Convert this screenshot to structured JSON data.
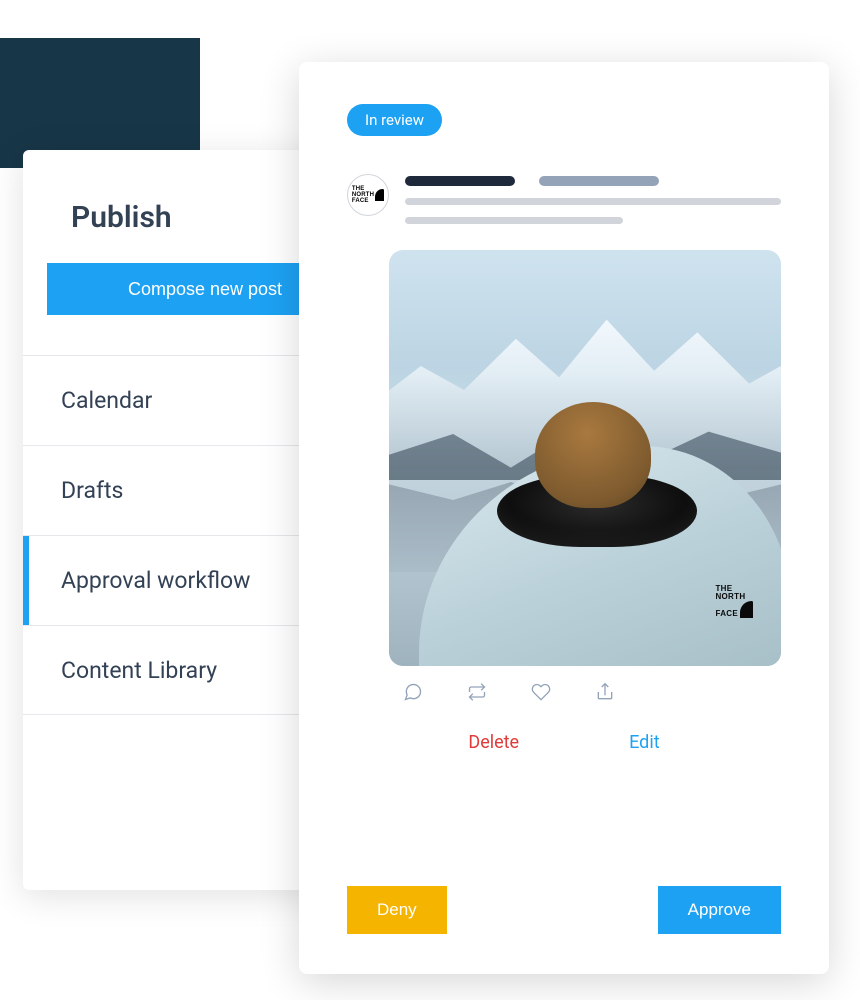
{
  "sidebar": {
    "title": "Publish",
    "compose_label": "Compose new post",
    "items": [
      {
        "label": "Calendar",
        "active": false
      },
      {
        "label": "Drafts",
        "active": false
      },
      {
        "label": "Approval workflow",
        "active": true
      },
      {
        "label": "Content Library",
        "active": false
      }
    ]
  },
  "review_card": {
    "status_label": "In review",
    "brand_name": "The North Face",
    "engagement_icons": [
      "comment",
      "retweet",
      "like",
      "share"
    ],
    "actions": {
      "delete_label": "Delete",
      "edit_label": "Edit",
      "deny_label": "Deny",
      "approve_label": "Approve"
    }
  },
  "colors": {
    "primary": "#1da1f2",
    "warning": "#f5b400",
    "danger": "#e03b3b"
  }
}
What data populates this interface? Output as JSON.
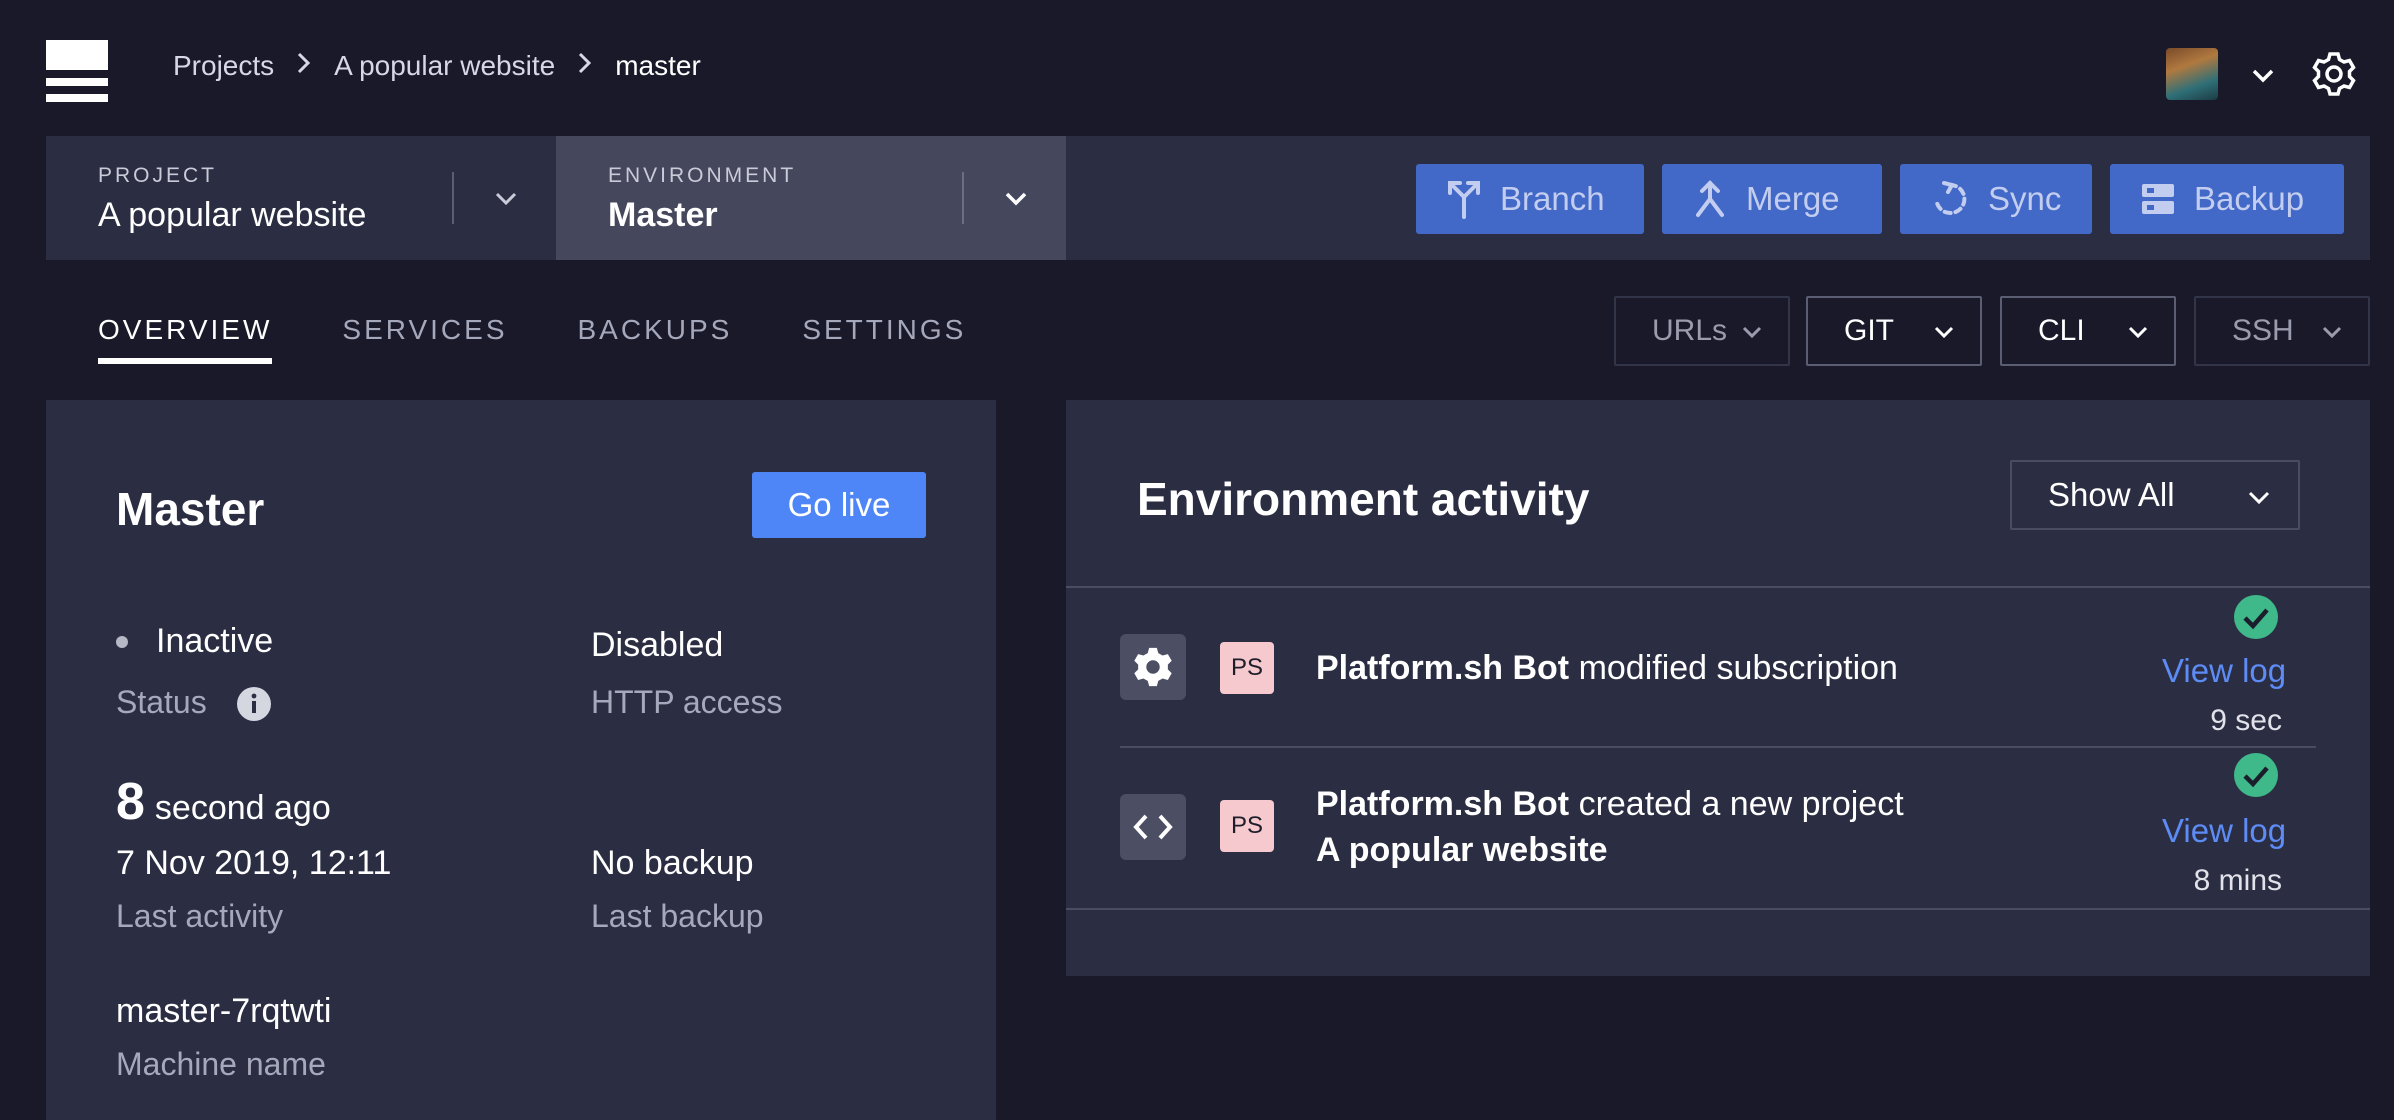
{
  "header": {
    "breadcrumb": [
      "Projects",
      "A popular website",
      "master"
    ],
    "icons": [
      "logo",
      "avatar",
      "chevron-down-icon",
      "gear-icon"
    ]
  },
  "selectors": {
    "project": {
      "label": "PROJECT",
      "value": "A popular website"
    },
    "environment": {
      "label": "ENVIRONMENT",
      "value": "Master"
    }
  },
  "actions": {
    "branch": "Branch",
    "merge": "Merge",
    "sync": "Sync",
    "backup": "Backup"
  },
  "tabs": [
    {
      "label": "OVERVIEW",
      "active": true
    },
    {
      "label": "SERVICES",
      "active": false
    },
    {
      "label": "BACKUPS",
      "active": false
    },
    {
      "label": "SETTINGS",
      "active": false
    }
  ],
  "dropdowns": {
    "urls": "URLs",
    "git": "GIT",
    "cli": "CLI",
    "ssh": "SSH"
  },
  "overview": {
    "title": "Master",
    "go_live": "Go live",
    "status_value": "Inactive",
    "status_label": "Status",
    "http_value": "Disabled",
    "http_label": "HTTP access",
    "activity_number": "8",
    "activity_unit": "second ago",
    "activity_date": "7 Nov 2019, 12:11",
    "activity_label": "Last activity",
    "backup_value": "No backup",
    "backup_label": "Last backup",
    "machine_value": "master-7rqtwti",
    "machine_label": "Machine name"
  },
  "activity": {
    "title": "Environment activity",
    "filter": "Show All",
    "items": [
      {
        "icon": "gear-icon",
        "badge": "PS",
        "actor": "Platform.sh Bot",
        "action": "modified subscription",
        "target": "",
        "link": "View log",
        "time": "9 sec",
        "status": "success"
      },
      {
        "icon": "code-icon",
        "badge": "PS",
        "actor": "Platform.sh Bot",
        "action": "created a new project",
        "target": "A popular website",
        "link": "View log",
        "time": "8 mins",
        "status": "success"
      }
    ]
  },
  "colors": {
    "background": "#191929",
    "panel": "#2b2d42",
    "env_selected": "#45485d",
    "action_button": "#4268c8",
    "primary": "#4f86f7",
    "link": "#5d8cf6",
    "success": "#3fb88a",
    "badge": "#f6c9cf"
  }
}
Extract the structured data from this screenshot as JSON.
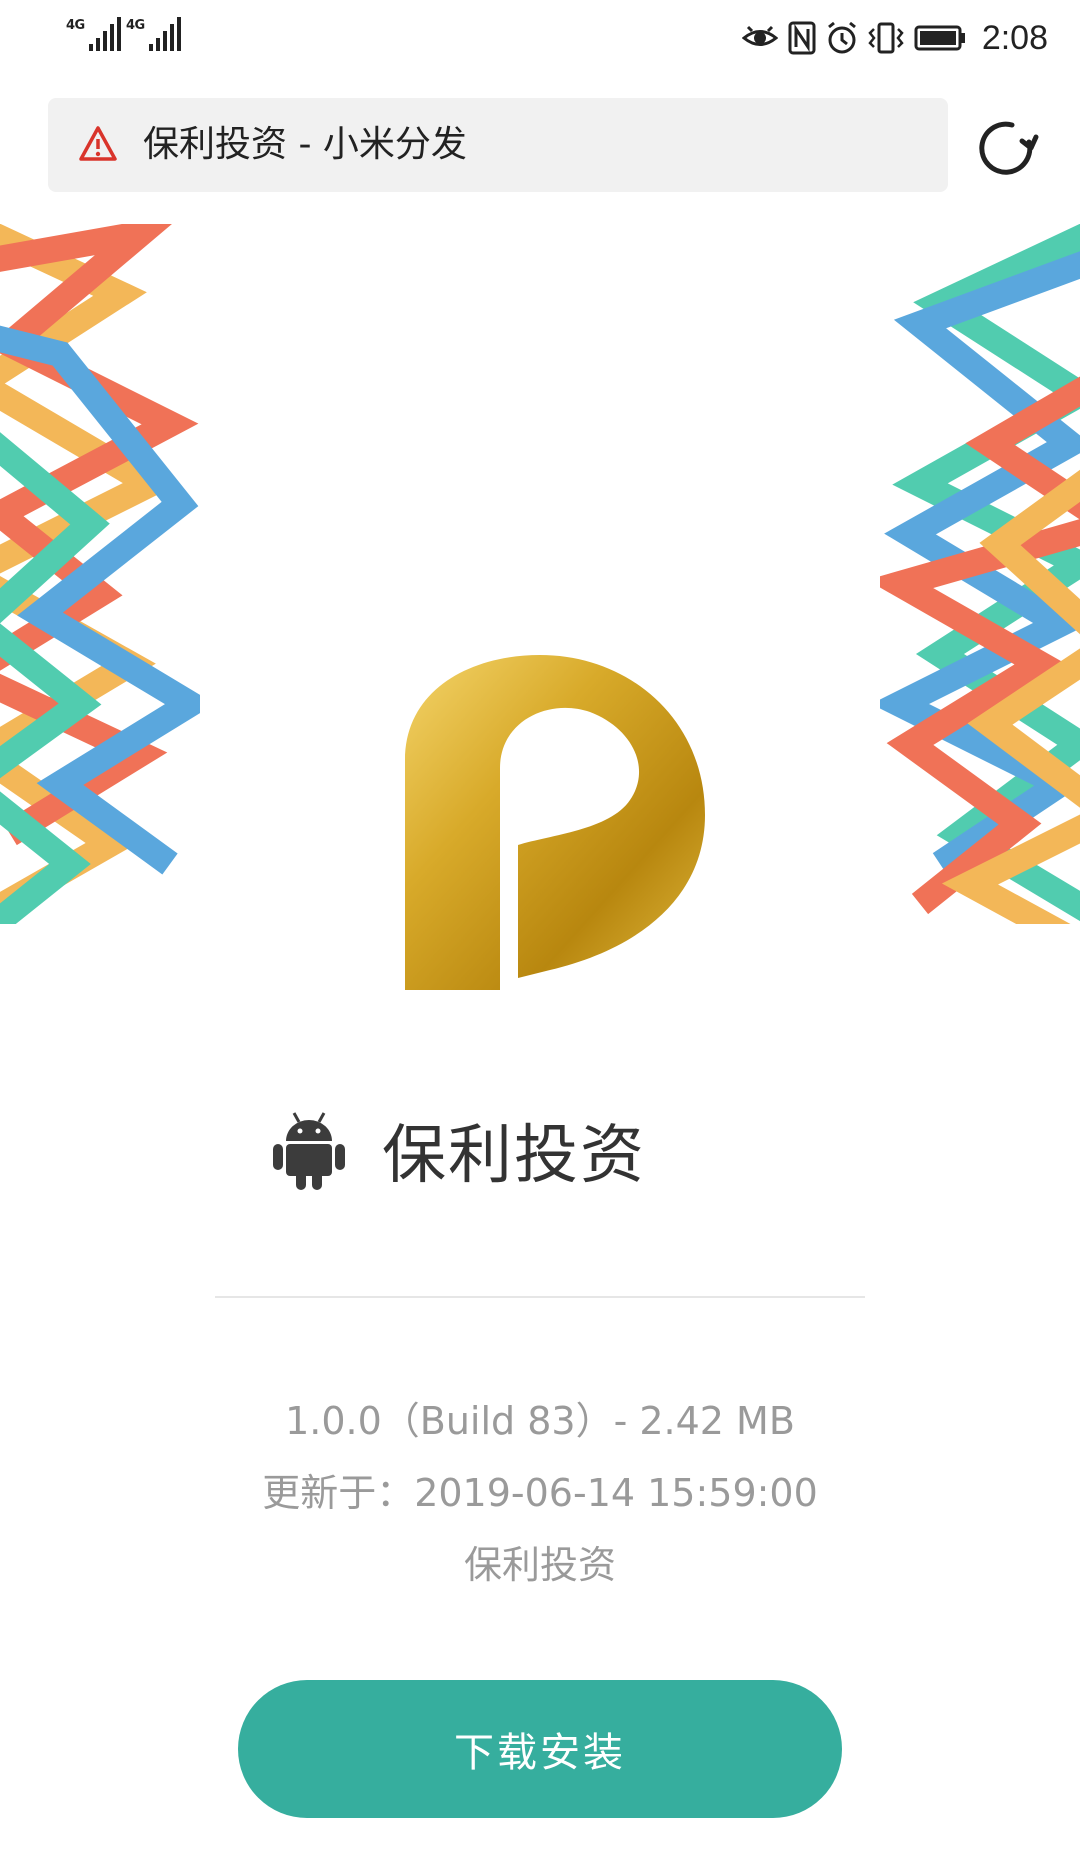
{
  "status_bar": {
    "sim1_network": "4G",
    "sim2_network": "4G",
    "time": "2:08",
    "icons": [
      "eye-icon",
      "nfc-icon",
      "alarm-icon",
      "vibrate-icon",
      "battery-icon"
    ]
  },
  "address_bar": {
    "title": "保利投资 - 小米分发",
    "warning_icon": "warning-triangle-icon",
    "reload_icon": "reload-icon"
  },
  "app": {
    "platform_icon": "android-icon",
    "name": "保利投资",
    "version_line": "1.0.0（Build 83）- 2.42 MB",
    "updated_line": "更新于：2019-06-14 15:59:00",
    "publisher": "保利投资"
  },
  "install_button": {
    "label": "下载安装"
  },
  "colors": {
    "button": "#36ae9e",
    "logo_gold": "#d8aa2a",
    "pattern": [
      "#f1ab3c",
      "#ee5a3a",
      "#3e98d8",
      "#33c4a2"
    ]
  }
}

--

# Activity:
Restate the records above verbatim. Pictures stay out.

# Exercise solution:
Convert this screenshot to structured JSON data.
{
  "sidebar": {
    "title": "Publish",
    "compose_label": "Compose new post",
    "items": [
      {
        "label": "Calendar",
        "active": false
      },
      {
        "label": "Drafts",
        "active": false
      },
      {
        "label": "Approval workflow",
        "active": true
      },
      {
        "label": "Content Library",
        "active": false
      }
    ]
  },
  "review_card": {
    "status_label": "In review",
    "brand_name": "The North Face",
    "engagement_icons": [
      "comment",
      "retweet",
      "like",
      "share"
    ],
    "actions": {
      "delete_label": "Delete",
      "edit_label": "Edit",
      "deny_label": "Deny",
      "approve_label": "Approve"
    }
  },
  "colors": {
    "primary": "#1da1f2",
    "warning": "#f5b400",
    "danger": "#e03b3b"
  }
}
What data populates this interface? Output as JSON.
{
  "header": {
    "breadcrumb": [
      "Projects",
      "A popular website",
      "master"
    ],
    "icons": [
      "logo",
      "avatar",
      "chevron-down-icon",
      "gear-icon"
    ]
  },
  "selectors": {
    "project": {
      "label": "PROJECT",
      "value": "A popular website"
    },
    "environment": {
      "label": "ENVIRONMENT",
      "value": "Master"
    }
  },
  "actions": {
    "branch": "Branch",
    "merge": "Merge",
    "sync": "Sync",
    "backup": "Backup"
  },
  "tabs": [
    {
      "label": "OVERVIEW",
      "active": true
    },
    {
      "label": "SERVICES",
      "active": false
    },
    {
      "label": "BACKUPS",
      "active": false
    },
    {
      "label": "SETTINGS",
      "active": false
    }
  ],
  "dropdowns": {
    "urls": "URLs",
    "git": "GIT",
    "cli": "CLI",
    "ssh": "SSH"
  },
  "overview": {
    "title": "Master",
    "go_live": "Go live",
    "status_value": "Inactive",
    "status_label": "Status",
    "http_value": "Disabled",
    "http_label": "HTTP access",
    "activity_number": "8",
    "activity_unit": "second ago",
    "activity_date": "7 Nov 2019, 12:11",
    "activity_label": "Last activity",
    "backup_value": "No backup",
    "backup_label": "Last backup",
    "machine_value": "master-7rqtwti",
    "machine_label": "Machine name"
  },
  "activity": {
    "title": "Environment activity",
    "filter": "Show All",
    "items": [
      {
        "icon": "gear-icon",
        "badge": "PS",
        "actor": "Platform.sh Bot",
        "action": "modified subscription",
        "target": "",
        "link": "View log",
        "time": "9 sec",
        "status": "success"
      },
      {
        "icon": "code-icon",
        "badge": "PS",
        "actor": "Platform.sh Bot",
        "action": "created a new project",
        "target": "A popular website",
        "link": "View log",
        "time": "8 mins",
        "status": "success"
      }
    ]
  },
  "colors": {
    "background": "#191929",
    "panel": "#2b2d42",
    "env_selected": "#45485d",
    "action_button": "#4268c8",
    "primary": "#4f86f7",
    "link": "#5d8cf6",
    "success": "#3fb88a",
    "badge": "#f6c9cf"
  }
}
Extract the structured data from this screenshot as JSON.
{
  "status_bar": {
    "sim1_network": "4G",
    "sim2_network": "4G",
    "time": "2:08",
    "icons": [
      "eye-icon",
      "nfc-icon",
      "alarm-icon",
      "vibrate-icon",
      "battery-icon"
    ]
  },
  "address_bar": {
    "title": "保利投资 - 小米分发",
    "warning_icon": "warning-triangle-icon",
    "reload_icon": "reload-icon"
  },
  "app": {
    "platform_icon": "android-icon",
    "name": "保利投资",
    "version_line": "1.0.0（Build 83）- 2.42 MB",
    "updated_line": "更新于：2019-06-14 15:59:00",
    "publisher": "保利投资"
  },
  "install_button": {
    "label": "下载安装"
  },
  "colors": {
    "button": "#36ae9e",
    "logo_gold": "#d8aa2a",
    "pattern": [
      "#f1ab3c",
      "#ee5a3a",
      "#3e98d8",
      "#33c4a2"
    ]
  }
}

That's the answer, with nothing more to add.